-- Provided data follows --

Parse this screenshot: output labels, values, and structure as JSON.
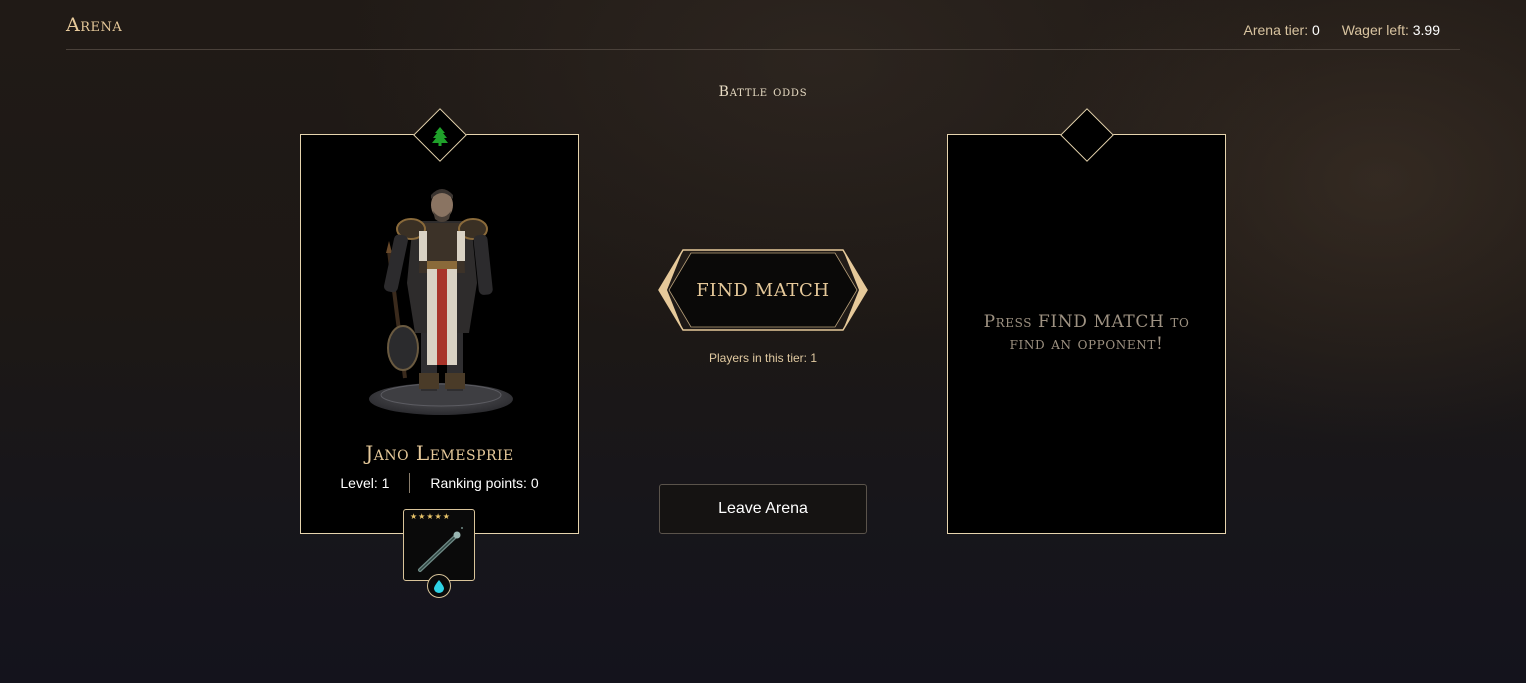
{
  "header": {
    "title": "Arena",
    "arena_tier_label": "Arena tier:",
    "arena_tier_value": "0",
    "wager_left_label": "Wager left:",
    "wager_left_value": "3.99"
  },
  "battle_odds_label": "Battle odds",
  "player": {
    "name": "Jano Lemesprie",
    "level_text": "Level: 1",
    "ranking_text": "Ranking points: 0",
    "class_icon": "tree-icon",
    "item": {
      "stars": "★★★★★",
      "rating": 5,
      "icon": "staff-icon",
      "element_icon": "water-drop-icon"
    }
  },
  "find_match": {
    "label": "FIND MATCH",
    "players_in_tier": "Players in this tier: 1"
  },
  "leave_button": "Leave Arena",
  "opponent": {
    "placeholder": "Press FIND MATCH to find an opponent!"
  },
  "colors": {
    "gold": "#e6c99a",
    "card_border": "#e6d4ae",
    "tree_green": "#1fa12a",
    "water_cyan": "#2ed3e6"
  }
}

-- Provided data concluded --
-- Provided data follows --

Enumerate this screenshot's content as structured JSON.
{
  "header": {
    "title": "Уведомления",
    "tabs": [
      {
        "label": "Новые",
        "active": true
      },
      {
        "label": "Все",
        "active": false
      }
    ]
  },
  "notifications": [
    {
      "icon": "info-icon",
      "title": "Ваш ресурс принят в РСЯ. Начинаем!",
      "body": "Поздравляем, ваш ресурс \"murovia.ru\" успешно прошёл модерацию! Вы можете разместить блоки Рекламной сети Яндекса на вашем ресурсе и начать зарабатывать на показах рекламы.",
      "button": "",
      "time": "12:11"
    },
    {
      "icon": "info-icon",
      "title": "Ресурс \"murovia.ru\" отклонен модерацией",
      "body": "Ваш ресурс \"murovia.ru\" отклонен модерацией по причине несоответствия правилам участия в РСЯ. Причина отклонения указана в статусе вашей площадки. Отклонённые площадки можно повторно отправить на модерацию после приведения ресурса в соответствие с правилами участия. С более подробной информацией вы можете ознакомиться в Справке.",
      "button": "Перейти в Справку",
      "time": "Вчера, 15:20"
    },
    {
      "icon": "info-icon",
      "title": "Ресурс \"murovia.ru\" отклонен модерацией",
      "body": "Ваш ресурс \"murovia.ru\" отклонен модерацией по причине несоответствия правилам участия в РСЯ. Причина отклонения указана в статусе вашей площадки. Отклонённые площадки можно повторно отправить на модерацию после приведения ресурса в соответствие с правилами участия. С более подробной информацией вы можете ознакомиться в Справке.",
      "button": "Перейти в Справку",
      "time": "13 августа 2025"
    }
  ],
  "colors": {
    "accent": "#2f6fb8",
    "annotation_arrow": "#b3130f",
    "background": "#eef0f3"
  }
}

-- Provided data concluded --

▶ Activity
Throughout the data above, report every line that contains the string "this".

▶ Exercise answer
Parse this screenshot: output labels, values, and structure as JSON.
    "players_in_tier": "Players in this tier: 1"
Enumerate this screenshot's content as structured JSON.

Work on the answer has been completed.